“Today’s safety standards are no longer state-of-the-art predictors of injury,” said Edward Benzel, chairman of the Cleveland Clinic’s Department of Neurological Surgery.

“Of course, preventing skull fractures is vitally important, but concussion prevention needs to be an integral part of the standards as well. Also, helmets need to protect against the cumulative effects of multiple lower impact blows that may not lead to a concussion immediately but may add up to cause severe long-term head, neck or brain injuries.”

The study didn’t surprise Stuart.

“NASA hasn’t developed a helmet that can protect an individual from a direct hit from a 300-pound lineman,” Stuart said. “When a player that big hits you, it feels like a freight train, and there’s almost no protection for that. Collisions like that are an inherent part of the game.”

Football on decline?

The emphasis on head injuries has at least one sports sociologist predicting that football will become a niche sport like the mixed martial arts — a violent spectacle with limited audience appeal.

“Football is really on the verge of a turning point,” Jay Coakley, a professor at the University of Colorado at Colorado Springs, told The New York Times. “We may see it in 15 years pretty much the same place as boxing and ultimate fighting.”

But the popularity of the sport and its massive crowds are hard to ignore.

Last Sunday night’s Pittsburgh-Denver game drew more than 30 million viewers. It was the most watched regular-season NFL game in almost two decades.

College football is a multibillon-dollar business with unprecedented television contracts.

Football isn’t going anywhere, Dexter Coakley said.

“Football is still king, especially in the South,” he said. “This has been a football nation for the last 30 years, and I don’t see that changing.”

The numbers of participants in area youth football leagues is about the same as last year. In Summerville, 687 kids are playing football this season, which is almost identical to the number they had in 2011.

In Moncks Corner there are nine teams and 205 players, which is also similar to last year’s totals. Mount Pleasant has one of the largest youth programs in the tri-county area with 872 football players.

While that figure is down from a high of a little more than 1,000 in 2007, Mount Pleasant Recreation Department Director Ken Ayoub believes that population trends are the reason, not safety concerns.

“There might be a few parents that don’t want their child to play football, but we’ve noticed that the town is just getting older,” Ayoub said. “It might be a combination of factors, but injuries have always been a concern for parents when it comes to football.”

The suicide deaths of former professional stars Junior Seau and Dave Duerson and last weekend’s neck injury to Tulane’s Devon Walker have only added to football’s image problem.

But is football being singled out?
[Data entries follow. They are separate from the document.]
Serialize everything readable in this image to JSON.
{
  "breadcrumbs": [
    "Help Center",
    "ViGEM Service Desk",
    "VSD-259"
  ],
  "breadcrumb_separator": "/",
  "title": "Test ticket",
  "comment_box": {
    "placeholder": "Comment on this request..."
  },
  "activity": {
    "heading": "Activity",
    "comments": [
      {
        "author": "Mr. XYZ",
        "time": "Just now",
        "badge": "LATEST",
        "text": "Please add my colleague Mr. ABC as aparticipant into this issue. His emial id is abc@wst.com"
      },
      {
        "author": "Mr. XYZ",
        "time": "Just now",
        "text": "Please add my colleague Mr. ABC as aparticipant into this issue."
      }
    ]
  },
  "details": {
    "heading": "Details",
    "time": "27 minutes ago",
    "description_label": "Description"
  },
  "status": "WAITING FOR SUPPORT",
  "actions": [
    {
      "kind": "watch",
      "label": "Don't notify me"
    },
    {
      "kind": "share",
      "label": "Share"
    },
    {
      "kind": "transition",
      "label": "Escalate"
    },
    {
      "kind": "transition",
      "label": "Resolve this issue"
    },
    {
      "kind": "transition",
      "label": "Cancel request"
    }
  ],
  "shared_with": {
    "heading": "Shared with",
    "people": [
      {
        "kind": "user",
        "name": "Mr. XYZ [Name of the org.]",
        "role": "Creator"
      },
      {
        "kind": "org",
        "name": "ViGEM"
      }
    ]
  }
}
The Center for Disease Control and Prevention compiled data from an eight-year study (2001-09) of head injuries that resulted in emergency-room visits for children in kindergarten through high school. Only injuries that involved recreational activities were included.

The No. 1 source of concussions was bicycling. Football ranked second.

“There are going to be collisions out on the field, and there’s not a whole lot we can do about it,” Ayoub said. “You’re not going to eliminate concussions and head injuries from football, but I do think football has become the focus of some unfair criticism.”

A decision for each family

Dexter Coakley believes that flag football is a legitimate alternative for children until they reach middle-school age.

“I know I wasn’t ready at that age to start tackling,” Coakley said. “We used to do these one-on-one tackling drills and it was all about the big hit. Technique and fundamental tackling was never a part of what we were taught.”

Stuart, who played soccer growing up, said he will not allow his son Leo, all of 3 months old, to play football when he gets older.

“I just think it’s too dangerous,” Stuart said. “I’m not suggesting that’s my recommendation for the general population, but I don’t want him to play.”

It’s been less than a month since the start of football season, but Stuart is already busy treating patients for concussions.

“We’ve had about a dozen concussion cases already since the start of the season,” Stuart said. “They all were a result of playing football.”